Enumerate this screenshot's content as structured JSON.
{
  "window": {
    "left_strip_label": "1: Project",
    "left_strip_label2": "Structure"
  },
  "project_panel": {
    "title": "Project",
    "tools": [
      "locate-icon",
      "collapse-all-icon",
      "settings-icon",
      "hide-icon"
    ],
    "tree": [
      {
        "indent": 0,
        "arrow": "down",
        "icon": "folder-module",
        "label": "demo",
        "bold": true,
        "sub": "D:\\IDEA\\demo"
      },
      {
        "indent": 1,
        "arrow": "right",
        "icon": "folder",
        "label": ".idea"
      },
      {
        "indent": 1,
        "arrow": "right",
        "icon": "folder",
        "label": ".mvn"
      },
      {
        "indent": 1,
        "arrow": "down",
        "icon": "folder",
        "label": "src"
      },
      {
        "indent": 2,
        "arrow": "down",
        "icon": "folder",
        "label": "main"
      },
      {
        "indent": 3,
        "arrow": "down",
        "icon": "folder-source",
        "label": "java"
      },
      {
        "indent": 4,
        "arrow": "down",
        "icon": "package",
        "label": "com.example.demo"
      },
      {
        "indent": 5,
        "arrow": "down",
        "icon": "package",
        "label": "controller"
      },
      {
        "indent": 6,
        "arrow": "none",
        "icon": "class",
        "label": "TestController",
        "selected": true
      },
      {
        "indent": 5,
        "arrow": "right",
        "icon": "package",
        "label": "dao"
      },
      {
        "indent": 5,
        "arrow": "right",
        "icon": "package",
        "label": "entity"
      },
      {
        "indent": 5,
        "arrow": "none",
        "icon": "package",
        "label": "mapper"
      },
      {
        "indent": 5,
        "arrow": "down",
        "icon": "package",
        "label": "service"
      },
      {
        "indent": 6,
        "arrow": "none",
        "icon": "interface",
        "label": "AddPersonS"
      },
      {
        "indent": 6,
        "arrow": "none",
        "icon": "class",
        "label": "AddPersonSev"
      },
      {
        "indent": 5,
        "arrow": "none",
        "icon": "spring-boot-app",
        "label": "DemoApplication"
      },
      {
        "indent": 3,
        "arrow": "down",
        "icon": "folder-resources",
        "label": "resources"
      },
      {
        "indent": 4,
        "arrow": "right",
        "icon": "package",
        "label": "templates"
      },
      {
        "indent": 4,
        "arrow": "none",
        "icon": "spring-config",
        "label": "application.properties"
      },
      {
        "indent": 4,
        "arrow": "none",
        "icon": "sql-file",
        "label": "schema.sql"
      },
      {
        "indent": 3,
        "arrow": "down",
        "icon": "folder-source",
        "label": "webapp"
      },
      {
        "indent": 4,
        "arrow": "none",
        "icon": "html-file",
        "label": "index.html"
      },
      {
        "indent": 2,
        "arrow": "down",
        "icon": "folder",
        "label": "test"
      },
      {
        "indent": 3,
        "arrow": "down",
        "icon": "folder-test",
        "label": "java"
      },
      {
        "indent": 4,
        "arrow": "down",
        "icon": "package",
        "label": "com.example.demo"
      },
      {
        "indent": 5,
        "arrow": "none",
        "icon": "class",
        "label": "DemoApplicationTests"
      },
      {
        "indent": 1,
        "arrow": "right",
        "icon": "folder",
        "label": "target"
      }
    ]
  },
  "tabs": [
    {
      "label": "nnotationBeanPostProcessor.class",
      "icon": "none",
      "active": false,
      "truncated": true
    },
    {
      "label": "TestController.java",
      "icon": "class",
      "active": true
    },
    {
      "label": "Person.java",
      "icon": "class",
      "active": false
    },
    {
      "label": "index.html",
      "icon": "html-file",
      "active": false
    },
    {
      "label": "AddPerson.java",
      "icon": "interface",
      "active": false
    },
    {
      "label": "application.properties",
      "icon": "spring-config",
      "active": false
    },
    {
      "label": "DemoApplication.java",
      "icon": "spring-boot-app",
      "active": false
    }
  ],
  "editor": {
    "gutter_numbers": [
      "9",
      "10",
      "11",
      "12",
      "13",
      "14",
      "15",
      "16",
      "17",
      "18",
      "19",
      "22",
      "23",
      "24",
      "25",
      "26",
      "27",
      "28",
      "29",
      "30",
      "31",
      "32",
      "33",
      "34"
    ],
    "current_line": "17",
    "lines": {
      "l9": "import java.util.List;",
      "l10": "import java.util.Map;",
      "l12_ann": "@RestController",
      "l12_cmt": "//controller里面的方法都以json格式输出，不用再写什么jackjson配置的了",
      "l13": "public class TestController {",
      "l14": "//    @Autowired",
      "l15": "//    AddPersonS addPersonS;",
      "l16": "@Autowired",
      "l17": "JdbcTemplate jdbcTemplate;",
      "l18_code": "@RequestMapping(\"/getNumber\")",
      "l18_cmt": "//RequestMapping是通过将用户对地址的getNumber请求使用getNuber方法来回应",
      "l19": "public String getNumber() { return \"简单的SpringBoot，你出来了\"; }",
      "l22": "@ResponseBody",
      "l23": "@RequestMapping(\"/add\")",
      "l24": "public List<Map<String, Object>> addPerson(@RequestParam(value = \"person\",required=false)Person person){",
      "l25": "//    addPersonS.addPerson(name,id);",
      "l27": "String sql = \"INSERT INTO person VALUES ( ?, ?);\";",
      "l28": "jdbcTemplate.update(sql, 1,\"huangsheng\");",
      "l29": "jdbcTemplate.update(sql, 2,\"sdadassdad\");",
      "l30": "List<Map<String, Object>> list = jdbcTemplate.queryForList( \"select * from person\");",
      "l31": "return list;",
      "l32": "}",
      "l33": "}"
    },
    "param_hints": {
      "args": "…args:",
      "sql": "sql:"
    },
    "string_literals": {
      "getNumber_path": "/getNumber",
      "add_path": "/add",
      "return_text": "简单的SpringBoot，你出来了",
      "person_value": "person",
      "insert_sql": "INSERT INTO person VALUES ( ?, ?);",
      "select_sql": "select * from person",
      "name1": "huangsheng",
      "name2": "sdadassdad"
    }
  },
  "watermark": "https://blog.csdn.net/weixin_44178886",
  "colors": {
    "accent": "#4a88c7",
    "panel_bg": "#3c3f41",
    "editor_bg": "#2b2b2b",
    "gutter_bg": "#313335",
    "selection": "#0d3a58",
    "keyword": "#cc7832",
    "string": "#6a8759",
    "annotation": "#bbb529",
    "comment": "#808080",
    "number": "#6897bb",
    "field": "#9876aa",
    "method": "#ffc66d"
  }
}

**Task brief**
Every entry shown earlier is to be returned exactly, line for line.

**Exercise response**
Enumerate this screenshot's content as structured JSON.
{
  "window": {
    "left_strip_label": "1: Project",
    "left_strip_label2": "Structure"
  },
  "project_panel": {
    "title": "Project",
    "tools": [
      "locate-icon",
      "collapse-all-icon",
      "settings-icon",
      "hide-icon"
    ],
    "tree": [
      {
        "indent": 0,
        "arrow": "down",
        "icon": "folder-module",
        "label": "demo",
        "bold": true,
        "sub": "D:\\IDEA\\demo"
      },
      {
        "indent": 1,
        "arrow": "right",
        "icon": "folder",
        "label": ".idea"
      },
      {
        "indent": 1,
        "arrow": "right",
        "icon": "folder",
        "label": ".mvn"
      },
      {
        "indent": 1,
        "arrow": "down",
        "icon": "folder",
        "label": "src"
      },
      {
        "indent": 2,
        "arrow": "down",
        "icon": "folder",
        "label": "main"
      },
      {
        "indent": 3,
        "arrow": "down",
        "icon": "folder-source",
        "label": "java"
      },
      {
        "indent": 4,
        "arrow": "down",
        "icon": "package",
        "label": "com.example.demo"
      },
      {
        "indent": 5,
        "arrow": "down",
        "icon": "package",
        "label": "controller"
      },
      {
        "indent": 6,
        "arrow": "none",
        "icon": "class",
        "label": "TestController",
        "selected": true
      },
      {
        "indent": 5,
        "arrow": "right",
        "icon": "package",
        "label": "dao"
      },
      {
        "indent": 5,
        "arrow": "right",
        "icon": "package",
        "label": "entity"
      },
      {
        "indent": 5,
        "arrow": "none",
        "icon": "package",
        "label": "mapper"
      },
      {
        "indent": 5,
        "arrow": "down",
        "icon": "package",
        "label": "service"
      },
      {
        "indent": 6,
        "arrow": "none",
        "icon": "interface",
        "label": "AddPersonS"
      },
      {
        "indent": 6,
        "arrow": "none",
        "icon": "class",
        "label": "AddPersonSev"
      },
      {
        "indent": 5,
        "arrow": "none",
        "icon": "spring-boot-app",
        "label": "DemoApplication"
      },
      {
        "indent": 3,
        "arrow": "down",
        "icon": "folder-resources",
        "label": "resources"
      },
      {
        "indent": 4,
        "arrow": "right",
        "icon": "package",
        "label": "templates"
      },
      {
        "indent": 4,
        "arrow": "none",
        "icon": "spring-config",
        "label": "application.properties"
      },
      {
        "indent": 4,
        "arrow": "none",
        "icon": "sql-file",
        "label": "schema.sql"
      },
      {
        "indent": 3,
        "arrow": "down",
        "icon": "folder-source",
        "label": "webapp"
      },
      {
        "indent": 4,
        "arrow": "none",
        "icon": "html-file",
        "label": "index.html"
      },
      {
        "indent": 2,
        "arrow": "down",
        "icon": "folder",
        "label": "test"
      },
      {
        "indent": 3,
        "arrow": "down",
        "icon": "folder-test",
        "label": "java"
      },
      {
        "indent": 4,
        "arrow": "down",
        "icon": "package",
        "label": "com.example.demo"
      },
      {
        "indent": 5,
        "arrow": "none",
        "icon": "class",
        "label": "DemoApplicationTests"
      },
      {
        "indent": 1,
        "arrow": "right",
        "icon": "folder",
        "label": "target"
      }
    ]
  },
  "tabs": [
    {
      "label": "nnotationBeanPostProcessor.class",
      "icon": "none",
      "active": false,
      "truncated": true
    },
    {
      "label": "TestController.java",
      "icon": "class",
      "active": true
    },
    {
      "label": "Person.java",
      "icon": "class",
      "active": false
    },
    {
      "label": "index.html",
      "icon": "html-file",
      "active": false
    },
    {
      "label": "AddPerson.java",
      "icon": "interface",
      "active": false
    },
    {
      "label": "application.properties",
      "icon": "spring-config",
      "active": false
    },
    {
      "label": "DemoApplication.java",
      "icon": "spring-boot-app",
      "active": false
    }
  ],
  "editor": {
    "gutter_numbers": [
      "9",
      "10",
      "11",
      "12",
      "13",
      "14",
      "15",
      "16",
      "17",
      "18",
      "19",
      "22",
      "23",
      "24",
      "25",
      "26",
      "27",
      "28",
      "29",
      "30",
      "31",
      "32",
      "33",
      "34"
    ],
    "current_line": "17",
    "lines": {
      "l9": "import java.util.List;",
      "l10": "import java.util.Map;",
      "l12_ann": "@RestController",
      "l12_cmt": "//controller里面的方法都以json格式输出，不用再写什么jackjson配置的了",
      "l13": "public class TestController {",
      "l14": "//    @Autowired",
      "l15": "//    AddPersonS addPersonS;",
      "l16": "@Autowired",
      "l17": "JdbcTemplate jdbcTemplate;",
      "l18_code": "@RequestMapping(\"/getNumber\")",
      "l18_cmt": "//RequestMapping是通过将用户对地址的getNumber请求使用getNuber方法来回应",
      "l19": "public String getNumber() { return \"简单的SpringBoot，你出来了\"; }",
      "l22": "@ResponseBody",
      "l23": "@RequestMapping(\"/add\")",
      "l24": "public List<Map<String, Object>> addPerson(@RequestParam(value = \"person\",required=false)Person person){",
      "l25": "//    addPersonS.addPerson(name,id);",
      "l27": "String sql = \"INSERT INTO person VALUES ( ?, ?);\";",
      "l28": "jdbcTemplate.update(sql, 1,\"huangsheng\");",
      "l29": "jdbcTemplate.update(sql, 2,\"sdadassdad\");",
      "l30": "List<Map<String, Object>> list = jdbcTemplate.queryForList( \"select * from person\");",
      "l31": "return list;",
      "l32": "}",
      "l33": "}"
    },
    "param_hints": {
      "args": "…args:",
      "sql": "sql:"
    },
    "string_literals": {
      "getNumber_path": "/getNumber",
      "add_path": "/add",
      "return_text": "简单的SpringBoot，你出来了",
      "person_value": "person",
      "insert_sql": "INSERT INTO person VALUES ( ?, ?);",
      "select_sql": "select * from person",
      "name1": "huangsheng",
      "name2": "sdadassdad"
    }
  },
  "watermark": "https://blog.csdn.net/weixin_44178886",
  "colors": {
    "accent": "#4a88c7",
    "panel_bg": "#3c3f41",
    "editor_bg": "#2b2b2b",
    "gutter_bg": "#313335",
    "selection": "#0d3a58",
    "keyword": "#cc7832",
    "string": "#6a8759",
    "annotation": "#bbb529",
    "comment": "#808080",
    "number": "#6897bb",
    "field": "#9876aa",
    "method": "#ffc66d"
  }
}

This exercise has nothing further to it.